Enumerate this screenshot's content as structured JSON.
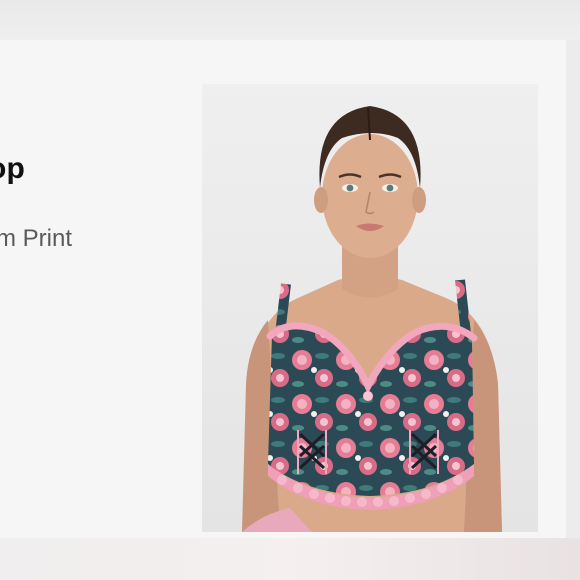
{
  "product": {
    "title": "op",
    "subtitle": "m Print"
  },
  "image": {
    "alt_icon": "product-photo",
    "skin": "#dcae8f",
    "hair": "#3d2a20",
    "print_base": "#2b4a55",
    "print_rose": "#e77d95",
    "lace_pink": "#f2a7bf",
    "lace_trim": "#ef9fb7",
    "ribbon": "#1e1e28"
  }
}
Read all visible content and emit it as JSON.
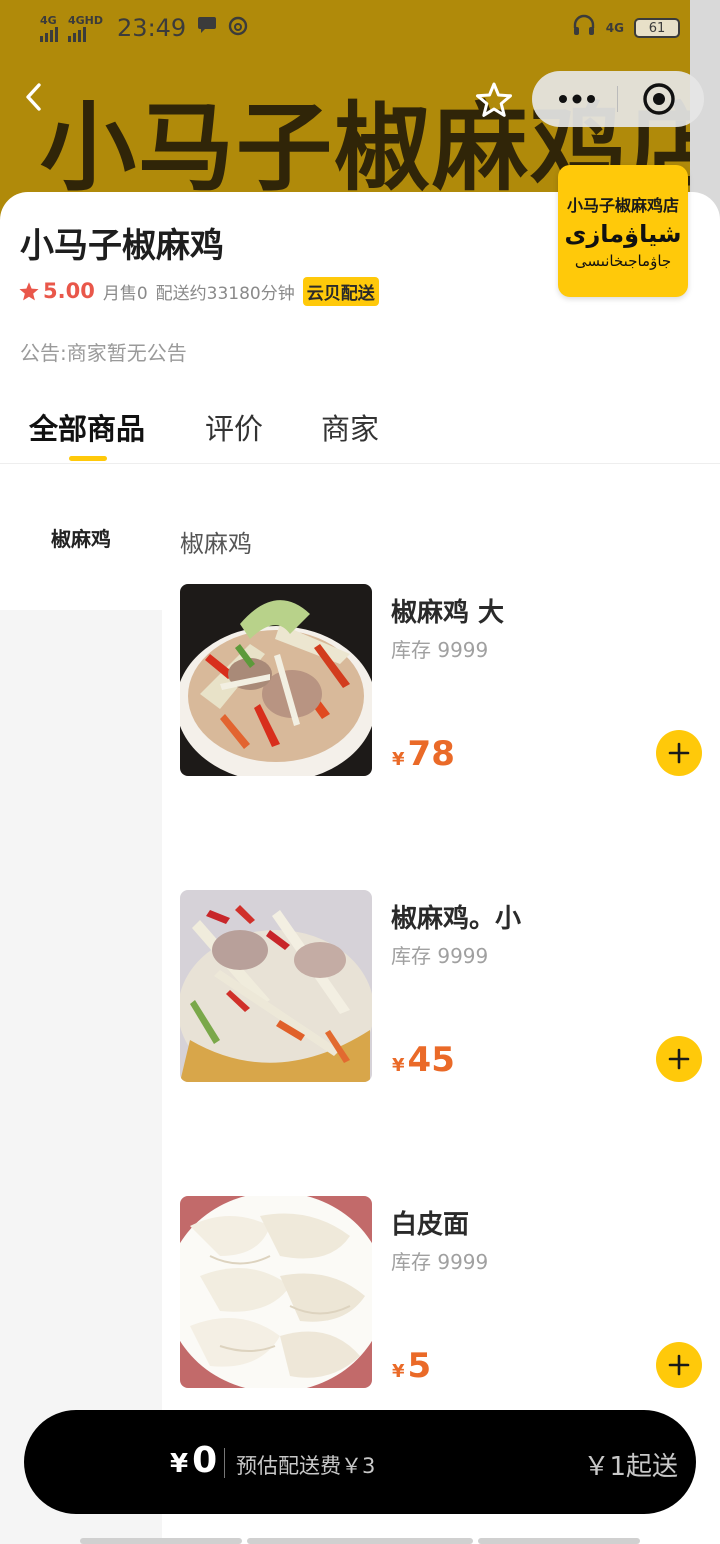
{
  "status_bar": {
    "network1": "4G",
    "network2": "4GHD",
    "time": "23:49",
    "battery": "61",
    "right_net": "4G"
  },
  "banner": {
    "background_text": "小马子椒麻鸡店"
  },
  "shop": {
    "name": "小马子椒麻鸡",
    "logo_cn": "小马子椒麻鸡店",
    "logo_ug_line1": "شياۋمازى",
    "logo_ug_line2": "جاۋماجىخانىسى",
    "rating": "5.00",
    "monthly_sales": "月售0",
    "delivery_time": "配送约33180分钟",
    "delivery_badge": "云贝配送",
    "notice": "公告:商家暂无公告"
  },
  "tabs": [
    {
      "label": "全部商品",
      "active": true
    },
    {
      "label": "评价",
      "active": false
    },
    {
      "label": "商家",
      "active": false
    }
  ],
  "sidebar": {
    "items": [
      {
        "label": "椒麻鸡",
        "active": true
      }
    ]
  },
  "section_title": "椒麻鸡",
  "products": [
    {
      "name": "椒麻鸡 大",
      "stock": "库存 9999",
      "currency": "¥",
      "price": "78"
    },
    {
      "name": "椒麻鸡。小",
      "stock": "库存 9999",
      "currency": "¥",
      "price": "45"
    },
    {
      "name": "白皮面",
      "stock": "库存 9999",
      "currency": "¥",
      "price": "5"
    }
  ],
  "cart": {
    "currency": "¥",
    "total": "0",
    "delivery_fee": "预估配送费￥3",
    "min_order": "￥1起送"
  },
  "colors": {
    "accent": "#ffc90a",
    "price": "#ea6a28",
    "rating": "#e9574a",
    "bottom_bar": "#000000"
  }
}
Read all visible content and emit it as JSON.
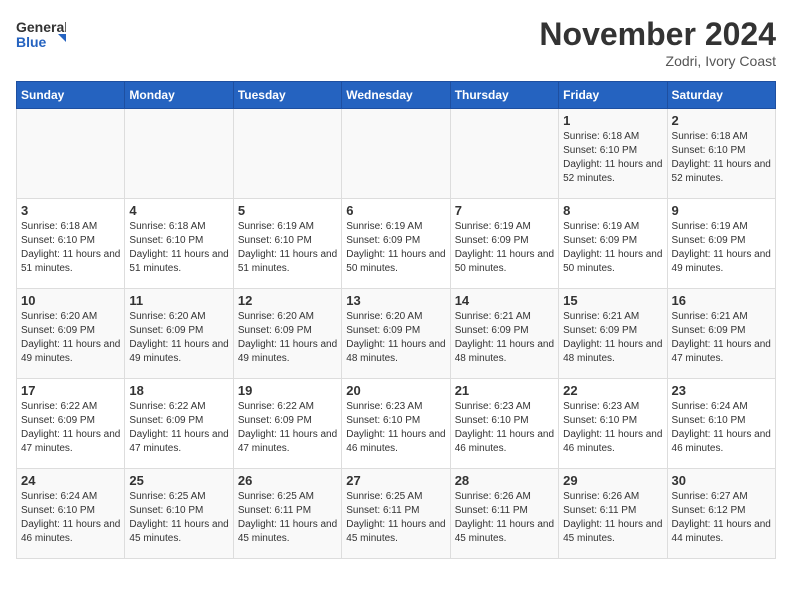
{
  "header": {
    "logo_line1": "General",
    "logo_line2": "Blue",
    "month_title": "November 2024",
    "location": "Zodri, Ivory Coast"
  },
  "weekdays": [
    "Sunday",
    "Monday",
    "Tuesday",
    "Wednesday",
    "Thursday",
    "Friday",
    "Saturday"
  ],
  "weeks": [
    [
      {
        "day": "",
        "info": ""
      },
      {
        "day": "",
        "info": ""
      },
      {
        "day": "",
        "info": ""
      },
      {
        "day": "",
        "info": ""
      },
      {
        "day": "",
        "info": ""
      },
      {
        "day": "1",
        "info": "Sunrise: 6:18 AM\nSunset: 6:10 PM\nDaylight: 11 hours and 52 minutes."
      },
      {
        "day": "2",
        "info": "Sunrise: 6:18 AM\nSunset: 6:10 PM\nDaylight: 11 hours and 52 minutes."
      }
    ],
    [
      {
        "day": "3",
        "info": "Sunrise: 6:18 AM\nSunset: 6:10 PM\nDaylight: 11 hours and 51 minutes."
      },
      {
        "day": "4",
        "info": "Sunrise: 6:18 AM\nSunset: 6:10 PM\nDaylight: 11 hours and 51 minutes."
      },
      {
        "day": "5",
        "info": "Sunrise: 6:19 AM\nSunset: 6:10 PM\nDaylight: 11 hours and 51 minutes."
      },
      {
        "day": "6",
        "info": "Sunrise: 6:19 AM\nSunset: 6:09 PM\nDaylight: 11 hours and 50 minutes."
      },
      {
        "day": "7",
        "info": "Sunrise: 6:19 AM\nSunset: 6:09 PM\nDaylight: 11 hours and 50 minutes."
      },
      {
        "day": "8",
        "info": "Sunrise: 6:19 AM\nSunset: 6:09 PM\nDaylight: 11 hours and 50 minutes."
      },
      {
        "day": "9",
        "info": "Sunrise: 6:19 AM\nSunset: 6:09 PM\nDaylight: 11 hours and 49 minutes."
      }
    ],
    [
      {
        "day": "10",
        "info": "Sunrise: 6:20 AM\nSunset: 6:09 PM\nDaylight: 11 hours and 49 minutes."
      },
      {
        "day": "11",
        "info": "Sunrise: 6:20 AM\nSunset: 6:09 PM\nDaylight: 11 hours and 49 minutes."
      },
      {
        "day": "12",
        "info": "Sunrise: 6:20 AM\nSunset: 6:09 PM\nDaylight: 11 hours and 49 minutes."
      },
      {
        "day": "13",
        "info": "Sunrise: 6:20 AM\nSunset: 6:09 PM\nDaylight: 11 hours and 48 minutes."
      },
      {
        "day": "14",
        "info": "Sunrise: 6:21 AM\nSunset: 6:09 PM\nDaylight: 11 hours and 48 minutes."
      },
      {
        "day": "15",
        "info": "Sunrise: 6:21 AM\nSunset: 6:09 PM\nDaylight: 11 hours and 48 minutes."
      },
      {
        "day": "16",
        "info": "Sunrise: 6:21 AM\nSunset: 6:09 PM\nDaylight: 11 hours and 47 minutes."
      }
    ],
    [
      {
        "day": "17",
        "info": "Sunrise: 6:22 AM\nSunset: 6:09 PM\nDaylight: 11 hours and 47 minutes."
      },
      {
        "day": "18",
        "info": "Sunrise: 6:22 AM\nSunset: 6:09 PM\nDaylight: 11 hours and 47 minutes."
      },
      {
        "day": "19",
        "info": "Sunrise: 6:22 AM\nSunset: 6:09 PM\nDaylight: 11 hours and 47 minutes."
      },
      {
        "day": "20",
        "info": "Sunrise: 6:23 AM\nSunset: 6:10 PM\nDaylight: 11 hours and 46 minutes."
      },
      {
        "day": "21",
        "info": "Sunrise: 6:23 AM\nSunset: 6:10 PM\nDaylight: 11 hours and 46 minutes."
      },
      {
        "day": "22",
        "info": "Sunrise: 6:23 AM\nSunset: 6:10 PM\nDaylight: 11 hours and 46 minutes."
      },
      {
        "day": "23",
        "info": "Sunrise: 6:24 AM\nSunset: 6:10 PM\nDaylight: 11 hours and 46 minutes."
      }
    ],
    [
      {
        "day": "24",
        "info": "Sunrise: 6:24 AM\nSunset: 6:10 PM\nDaylight: 11 hours and 46 minutes."
      },
      {
        "day": "25",
        "info": "Sunrise: 6:25 AM\nSunset: 6:10 PM\nDaylight: 11 hours and 45 minutes."
      },
      {
        "day": "26",
        "info": "Sunrise: 6:25 AM\nSunset: 6:11 PM\nDaylight: 11 hours and 45 minutes."
      },
      {
        "day": "27",
        "info": "Sunrise: 6:25 AM\nSunset: 6:11 PM\nDaylight: 11 hours and 45 minutes."
      },
      {
        "day": "28",
        "info": "Sunrise: 6:26 AM\nSunset: 6:11 PM\nDaylight: 11 hours and 45 minutes."
      },
      {
        "day": "29",
        "info": "Sunrise: 6:26 AM\nSunset: 6:11 PM\nDaylight: 11 hours and 45 minutes."
      },
      {
        "day": "30",
        "info": "Sunrise: 6:27 AM\nSunset: 6:12 PM\nDaylight: 11 hours and 44 minutes."
      }
    ]
  ]
}
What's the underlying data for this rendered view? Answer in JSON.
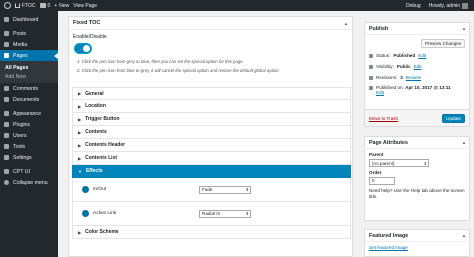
{
  "adminbar": {
    "site": "FTOC",
    "comments_count": "0",
    "new": "New",
    "view_page": "View Page",
    "debug": "Debug",
    "howdy": "Howdy, admin"
  },
  "sidebar": {
    "items": [
      {
        "label": "Dashboard"
      },
      {
        "label": "Posts"
      },
      {
        "label": "Media"
      },
      {
        "label": "Pages"
      },
      {
        "label": "Comments"
      },
      {
        "label": "Documents"
      },
      {
        "label": "Appearance"
      },
      {
        "label": "Plugins"
      },
      {
        "label": "Users"
      },
      {
        "label": "Tools"
      },
      {
        "label": "Settings"
      },
      {
        "label": "CPT UI"
      },
      {
        "label": "Collapse menu"
      }
    ],
    "submenu": [
      "All Pages",
      "Add New"
    ]
  },
  "toc_panel": {
    "title": "Fixed TOC",
    "enable_label": "Enable/Disable",
    "hint1": "1. Click the pen icon from grey to blue, then you can set the special option for this page.",
    "hint2": "2. Click the pen icon from blue to grey, it will cancel the special option and restore the default global option.",
    "sections": [
      "General",
      "Location",
      "Trigger Button",
      "Contents",
      "Contents Header",
      "Contents List",
      "Effects"
    ],
    "effects": [
      {
        "label": "In/Out",
        "value": "Fade"
      },
      {
        "label": "Active Link",
        "value": "Radial In"
      }
    ],
    "last_section": "Color Scheme"
  },
  "publish": {
    "title": "Publish",
    "preview": "Preview Changes",
    "status_label": "Status:",
    "status_value": "Published",
    "visibility_label": "Visibility:",
    "visibility_value": "Public",
    "revisions_label": "Revisions:",
    "revisions_value": "3",
    "browse": "Browse",
    "published_on": "Published on:",
    "published_date": "Apr 10, 2017 @ 13:11",
    "edit": "Edit",
    "trash": "Move to Trash",
    "update": "Update"
  },
  "page_attributes": {
    "title": "Page Attributes",
    "parent_label": "Parent",
    "parent_value": "(no parent)",
    "order_label": "Order",
    "order_value": "0",
    "help": "Need help? Use the Help tab above the screen title."
  },
  "featured_image": {
    "title": "Featured Image",
    "link": "Set featured image"
  }
}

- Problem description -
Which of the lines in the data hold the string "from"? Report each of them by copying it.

- Solution below -
    "hint1": "1. Click the pen icon from grey to blue, then you can set the special option for this page.",
    "hint2": "2. Click the pen icon from blue to grey, it will cancel the special option and restore the default global option.",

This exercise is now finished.